↓

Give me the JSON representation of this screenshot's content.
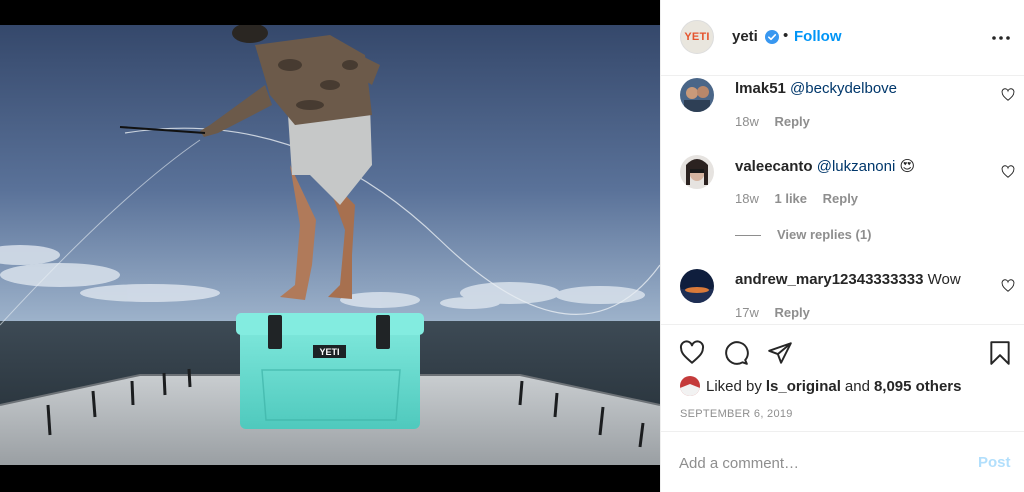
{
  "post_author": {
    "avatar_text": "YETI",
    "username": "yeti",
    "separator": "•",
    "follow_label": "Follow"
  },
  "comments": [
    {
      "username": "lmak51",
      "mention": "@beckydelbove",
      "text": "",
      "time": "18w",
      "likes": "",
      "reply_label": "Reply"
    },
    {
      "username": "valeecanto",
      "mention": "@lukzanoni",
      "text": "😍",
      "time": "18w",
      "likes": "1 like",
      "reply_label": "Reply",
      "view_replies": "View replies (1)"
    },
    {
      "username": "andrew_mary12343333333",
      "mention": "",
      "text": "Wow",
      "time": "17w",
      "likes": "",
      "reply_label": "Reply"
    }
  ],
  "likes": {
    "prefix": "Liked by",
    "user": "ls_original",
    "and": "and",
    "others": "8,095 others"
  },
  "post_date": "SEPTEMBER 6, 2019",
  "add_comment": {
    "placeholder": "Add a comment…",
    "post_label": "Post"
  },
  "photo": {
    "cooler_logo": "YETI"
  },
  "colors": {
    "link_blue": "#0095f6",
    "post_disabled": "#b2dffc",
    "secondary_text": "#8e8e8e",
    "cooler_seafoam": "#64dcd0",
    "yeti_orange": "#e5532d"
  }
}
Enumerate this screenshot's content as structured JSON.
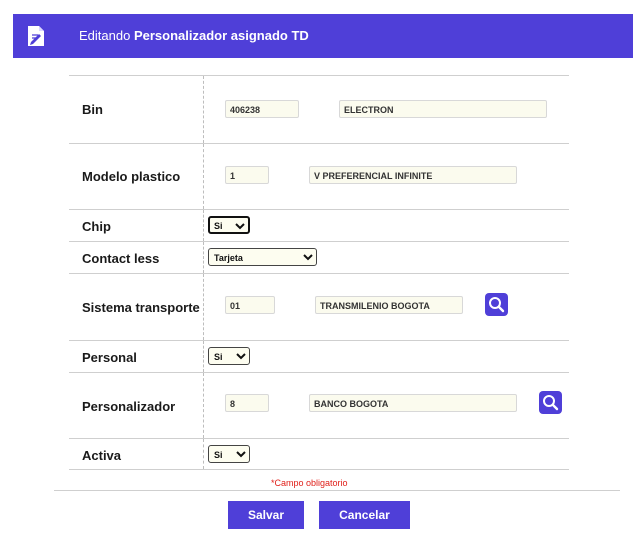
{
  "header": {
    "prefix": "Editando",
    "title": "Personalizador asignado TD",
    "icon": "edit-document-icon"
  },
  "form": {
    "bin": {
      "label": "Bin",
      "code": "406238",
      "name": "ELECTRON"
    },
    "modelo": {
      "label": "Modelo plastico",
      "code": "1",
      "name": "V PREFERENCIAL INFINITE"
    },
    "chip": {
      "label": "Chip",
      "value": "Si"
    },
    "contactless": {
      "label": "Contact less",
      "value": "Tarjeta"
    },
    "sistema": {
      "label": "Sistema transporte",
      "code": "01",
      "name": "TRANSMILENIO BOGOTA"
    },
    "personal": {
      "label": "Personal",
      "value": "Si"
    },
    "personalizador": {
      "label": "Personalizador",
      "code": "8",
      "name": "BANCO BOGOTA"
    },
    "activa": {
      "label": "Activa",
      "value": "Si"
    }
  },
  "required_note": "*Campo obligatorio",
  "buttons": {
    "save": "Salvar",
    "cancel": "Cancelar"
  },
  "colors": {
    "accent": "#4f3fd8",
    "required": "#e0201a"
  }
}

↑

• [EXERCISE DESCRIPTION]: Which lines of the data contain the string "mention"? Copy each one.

• [ANSWER TO THE EXERCISE]:
      "mention": "@beckydelbove",
      "mention": "@lukzanoni",
      "mention": "",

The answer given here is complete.